PROBLEM STATEMENT:
Would you print out all of the data exactly and keep the pictures out of it?

INPUT RECORDS:
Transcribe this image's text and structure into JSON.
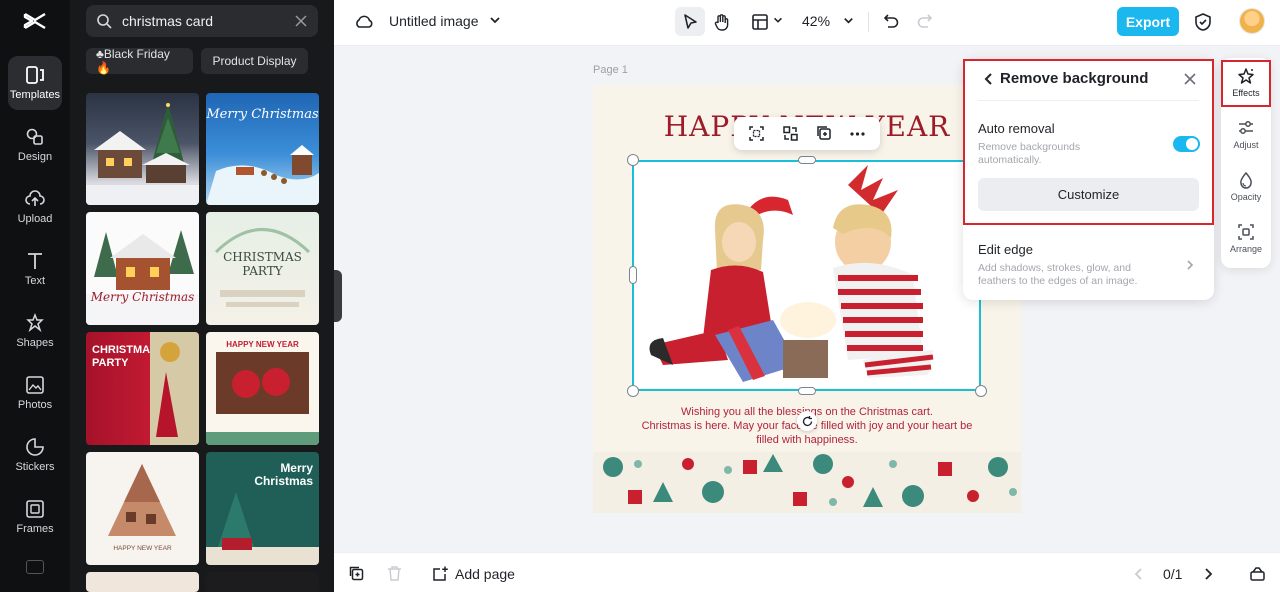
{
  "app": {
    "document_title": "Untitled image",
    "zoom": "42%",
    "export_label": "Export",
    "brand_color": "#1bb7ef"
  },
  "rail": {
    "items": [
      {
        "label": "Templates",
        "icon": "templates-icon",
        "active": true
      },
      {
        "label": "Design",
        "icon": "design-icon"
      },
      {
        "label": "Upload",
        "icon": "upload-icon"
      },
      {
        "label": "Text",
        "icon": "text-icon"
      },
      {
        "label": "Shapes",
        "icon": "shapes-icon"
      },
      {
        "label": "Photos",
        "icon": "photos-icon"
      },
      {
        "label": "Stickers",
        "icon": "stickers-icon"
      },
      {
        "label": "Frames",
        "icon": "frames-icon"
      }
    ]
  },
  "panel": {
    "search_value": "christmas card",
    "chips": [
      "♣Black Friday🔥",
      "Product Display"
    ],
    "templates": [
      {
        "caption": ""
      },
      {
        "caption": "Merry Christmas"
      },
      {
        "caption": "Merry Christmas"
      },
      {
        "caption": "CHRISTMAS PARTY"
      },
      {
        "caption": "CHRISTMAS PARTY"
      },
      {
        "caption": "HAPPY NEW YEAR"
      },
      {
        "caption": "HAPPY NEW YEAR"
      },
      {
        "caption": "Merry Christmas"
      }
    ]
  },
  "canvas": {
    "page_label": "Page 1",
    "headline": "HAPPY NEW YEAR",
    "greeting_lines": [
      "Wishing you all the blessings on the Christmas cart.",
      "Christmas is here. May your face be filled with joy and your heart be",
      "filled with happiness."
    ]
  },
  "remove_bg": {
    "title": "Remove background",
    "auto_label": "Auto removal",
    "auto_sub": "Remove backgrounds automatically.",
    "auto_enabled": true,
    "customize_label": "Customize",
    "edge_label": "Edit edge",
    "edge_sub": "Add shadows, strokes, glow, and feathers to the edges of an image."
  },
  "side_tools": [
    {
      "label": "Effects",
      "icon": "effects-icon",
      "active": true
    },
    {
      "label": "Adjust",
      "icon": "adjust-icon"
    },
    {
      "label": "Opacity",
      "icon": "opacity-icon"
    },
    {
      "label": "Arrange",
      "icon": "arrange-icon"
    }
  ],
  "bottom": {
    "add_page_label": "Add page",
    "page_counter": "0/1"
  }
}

TASK OUTPUT:
Transcribe this image's text and structure into JSON.
{
  "app": {
    "document_title": "Untitled image",
    "zoom": "42%",
    "export_label": "Export",
    "brand_color": "#1bb7ef"
  },
  "rail": {
    "items": [
      {
        "label": "Templates",
        "icon": "templates-icon",
        "active": true
      },
      {
        "label": "Design",
        "icon": "design-icon"
      },
      {
        "label": "Upload",
        "icon": "upload-icon"
      },
      {
        "label": "Text",
        "icon": "text-icon"
      },
      {
        "label": "Shapes",
        "icon": "shapes-icon"
      },
      {
        "label": "Photos",
        "icon": "photos-icon"
      },
      {
        "label": "Stickers",
        "icon": "stickers-icon"
      },
      {
        "label": "Frames",
        "icon": "frames-icon"
      }
    ]
  },
  "panel": {
    "search_value": "christmas card",
    "chips": [
      "♣Black Friday🔥",
      "Product Display"
    ],
    "templates": [
      {
        "caption": ""
      },
      {
        "caption": "Merry Christmas"
      },
      {
        "caption": "Merry Christmas"
      },
      {
        "caption": "CHRISTMAS PARTY"
      },
      {
        "caption": "CHRISTMAS PARTY"
      },
      {
        "caption": "HAPPY NEW YEAR"
      },
      {
        "caption": "HAPPY NEW YEAR"
      },
      {
        "caption": "Merry Christmas"
      }
    ]
  },
  "canvas": {
    "page_label": "Page 1",
    "headline": "HAPPY NEW YEAR",
    "greeting_lines": [
      "Wishing you all the blessings on the Christmas cart.",
      "Christmas is here. May your face be filled with joy and your heart be",
      "filled with happiness."
    ]
  },
  "remove_bg": {
    "title": "Remove background",
    "auto_label": "Auto removal",
    "auto_sub": "Remove backgrounds automatically.",
    "auto_enabled": true,
    "customize_label": "Customize",
    "edge_label": "Edit edge",
    "edge_sub": "Add shadows, strokes, glow, and feathers to the edges of an image."
  },
  "side_tools": [
    {
      "label": "Effects",
      "icon": "effects-icon",
      "active": true
    },
    {
      "label": "Adjust",
      "icon": "adjust-icon"
    },
    {
      "label": "Opacity",
      "icon": "opacity-icon"
    },
    {
      "label": "Arrange",
      "icon": "arrange-icon"
    }
  ],
  "bottom": {
    "add_page_label": "Add page",
    "page_counter": "0/1"
  }
}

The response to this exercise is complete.